I also didn’t care much for the level design. Though I have to give them credit for attempting to assign a clear purpose to each room (relayed through signs and computer maps), much of the station looks exactly the same and plays like a giant maze. Whether it’s because Aliens have blocked off some passages with their hive, or because the fourth level is literally a “Training Maze,” it results in a lot of exploration that will probably end in hand-drawn maps and definitely notes. The Marine game especially is going to depend on following clues from the computer terminals and making note of what door on what level needs what security card, because you’re absolutely coming back to it later and the game won’t mark this down for you.
There is an automap feature, and it is infinitely useful, but it resets itself every time you move between levels. Bodies won’t disappear and doors will remain open – so you can at least see where you’ve been – but it’s not much fun uncovering the level over again because the map reset. Worst is when entering and leaving air ducts (which are helpfully labeled in A, B, C varieties). I had a hard time finding my way back to my original entry point, and usually ended up re-exploring the entire duct section again just to find the exit. It also doesn’t help with sections like the air vents, which don’t logically match the levels they’re based in – after a lot of winding about on a flat, even plane, a hatch will often magically deposit you on a completely different level. It’s extremely confusing, especially when you’re required to use the vents to bypass jammed doors. The vents especially may call for a more permanent, hand-drawn reference.
Would I have been satisfied if I’d ended up with a Jaguar and this game in 1994? Given that I’ve always had little tolerance for mazes and no acceptance of drawing my own maps, it’s harder to say. Some of the areas definitely drag, especially when you’ve killed all the Aliens on the level and are just wandering around, lost, looking for a keycard. But the fact alone that there was nothing else like this at the time, with the bonus of being based on two of my favorite movies, I think it likely would have become a beloved part of my collection. No question I’d beat all three campaigns at least once (because I have!), and any technical issues with framerate and the like would be more easily forgiven without many contemporary examples to compare it to.

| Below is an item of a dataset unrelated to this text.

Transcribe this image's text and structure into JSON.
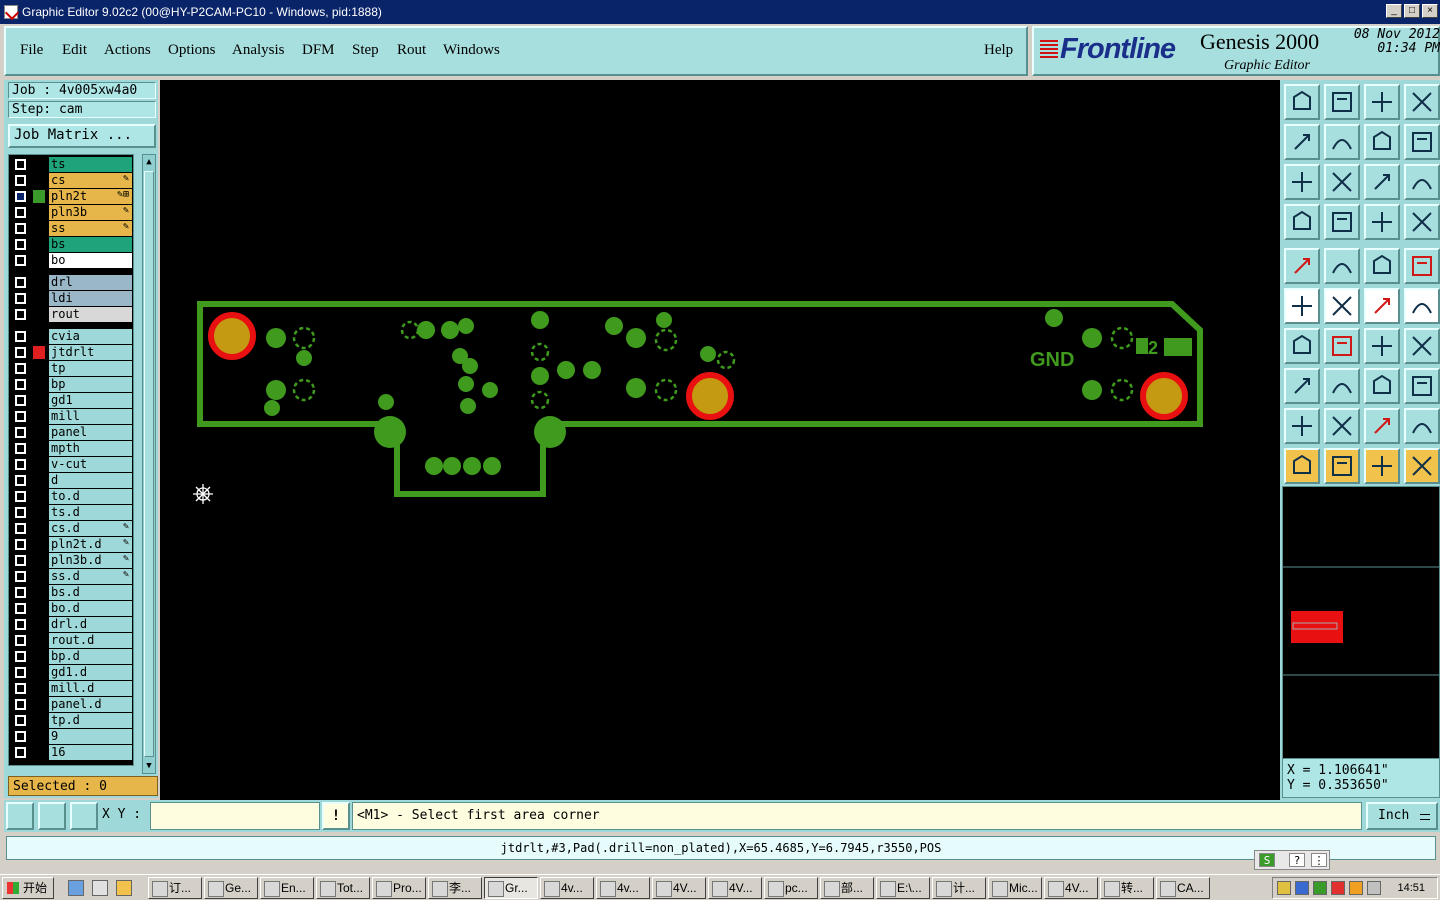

These days? I think you’ll find AvP is about everything you’d expect. It was a perfect use of the licenses for the time, and had a few forward-thinking ideas as well, namely a non-linear setting and the fantastic execution of “survival horror.” It is NOT worth picking up a Jaguar exclusively for, unless you simply must play some other Jag games, or get a killer deal, but it is certainly worth playing if you have the chance.
First of many first-person AvP games, still unique from all of them. Nice take on “survival horror” and nice, fun representations of the three characters.
Too much “explore the maze” gameplay, some disappointing sounds, “floaty” controls, reference maps a near requirement.
What on Earth gotta hold a this guy?” – Pvt. Lance J. Lewis